Colossus — the world’s tallest and fastest roller coaster when it opened in 1978 at Six Flags Magic Mountain near Los Angeles — is getting the same treatment, becoming Twisted Colossus.

The original coaster is one of the more recognizable rides around, featured in more than a dozen TV shows and movies, including “National Lampoon’s Vacation.” But its appeal dwindled as it was dwarfed by the park’s bigger and “badder” steel coasters.

The new steel-hybrid version has over-banked turns and inversions, including one billed as a “Top Gun Stall” where the coaster train slows down while upside down.

“This brings it into the next generation and makes it relevant for years to come,” said Magic Mountain President Bonnie Rabjohn. “It really brings it back in vogue.”

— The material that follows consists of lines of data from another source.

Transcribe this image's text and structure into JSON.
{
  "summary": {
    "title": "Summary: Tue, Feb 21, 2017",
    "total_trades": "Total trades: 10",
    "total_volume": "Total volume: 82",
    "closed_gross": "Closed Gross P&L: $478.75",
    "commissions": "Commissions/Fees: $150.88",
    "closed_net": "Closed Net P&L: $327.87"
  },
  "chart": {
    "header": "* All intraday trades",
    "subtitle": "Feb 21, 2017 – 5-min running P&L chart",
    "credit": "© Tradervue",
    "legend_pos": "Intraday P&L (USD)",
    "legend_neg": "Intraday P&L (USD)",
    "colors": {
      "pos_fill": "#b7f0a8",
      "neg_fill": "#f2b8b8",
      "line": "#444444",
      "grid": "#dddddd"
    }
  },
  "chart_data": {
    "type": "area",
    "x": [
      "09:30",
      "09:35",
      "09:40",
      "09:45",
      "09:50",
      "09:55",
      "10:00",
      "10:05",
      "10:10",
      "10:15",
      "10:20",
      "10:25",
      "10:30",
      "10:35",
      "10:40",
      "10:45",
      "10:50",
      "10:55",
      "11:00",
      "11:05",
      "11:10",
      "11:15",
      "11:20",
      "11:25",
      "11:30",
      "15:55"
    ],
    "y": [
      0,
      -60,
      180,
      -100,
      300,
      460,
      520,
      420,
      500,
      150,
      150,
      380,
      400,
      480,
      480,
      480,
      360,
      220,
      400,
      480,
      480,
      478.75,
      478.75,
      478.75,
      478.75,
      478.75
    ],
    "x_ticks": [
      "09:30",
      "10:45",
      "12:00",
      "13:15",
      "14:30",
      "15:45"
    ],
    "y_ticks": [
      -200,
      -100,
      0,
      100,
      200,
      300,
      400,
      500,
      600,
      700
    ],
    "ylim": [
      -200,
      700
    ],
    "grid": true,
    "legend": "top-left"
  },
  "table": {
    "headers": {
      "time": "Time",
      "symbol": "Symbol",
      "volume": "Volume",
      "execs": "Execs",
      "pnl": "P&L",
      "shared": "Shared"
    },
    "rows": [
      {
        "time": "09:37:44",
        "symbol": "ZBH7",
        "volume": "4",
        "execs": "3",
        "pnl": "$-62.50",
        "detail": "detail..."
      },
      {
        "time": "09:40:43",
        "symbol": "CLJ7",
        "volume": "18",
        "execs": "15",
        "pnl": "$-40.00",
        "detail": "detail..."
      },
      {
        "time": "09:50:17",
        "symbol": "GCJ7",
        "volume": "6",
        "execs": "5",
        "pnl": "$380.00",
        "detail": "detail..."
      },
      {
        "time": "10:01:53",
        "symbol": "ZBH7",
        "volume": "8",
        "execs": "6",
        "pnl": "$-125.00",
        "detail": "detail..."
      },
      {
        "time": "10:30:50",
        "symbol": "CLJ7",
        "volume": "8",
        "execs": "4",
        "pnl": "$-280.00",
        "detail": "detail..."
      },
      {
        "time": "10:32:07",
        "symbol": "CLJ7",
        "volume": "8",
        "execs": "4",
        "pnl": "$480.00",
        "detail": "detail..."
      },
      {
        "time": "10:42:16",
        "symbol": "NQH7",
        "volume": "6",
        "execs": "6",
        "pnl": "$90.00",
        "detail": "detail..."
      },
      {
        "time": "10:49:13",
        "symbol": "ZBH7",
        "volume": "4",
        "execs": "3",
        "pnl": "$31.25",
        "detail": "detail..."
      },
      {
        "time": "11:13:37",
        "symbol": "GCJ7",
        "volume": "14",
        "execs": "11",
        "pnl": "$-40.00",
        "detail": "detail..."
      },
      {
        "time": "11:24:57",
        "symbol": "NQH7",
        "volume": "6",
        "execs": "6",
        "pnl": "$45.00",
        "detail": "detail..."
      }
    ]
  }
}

Robb Alvey, who has been on over 1,400 coasters around the world and operates, said the roller coasters that have been turned into new rides were already nearing the end of their life cycle.

“They’re also rides with great history that most people would rather see a new life put into them rather than taking them down,” he said.

Those within the theme park industry expect to see more recycling of roller coasters.

“It gives a park something new to market and talk about in a much cheaper way,” said Dennis Spiegel, a theme-park consultant and president of International Theme Park Services Inc. in Cincinnati. “If you can rehabilitate an existing coaster and give a new experience, then you’re ahead of the cost game.”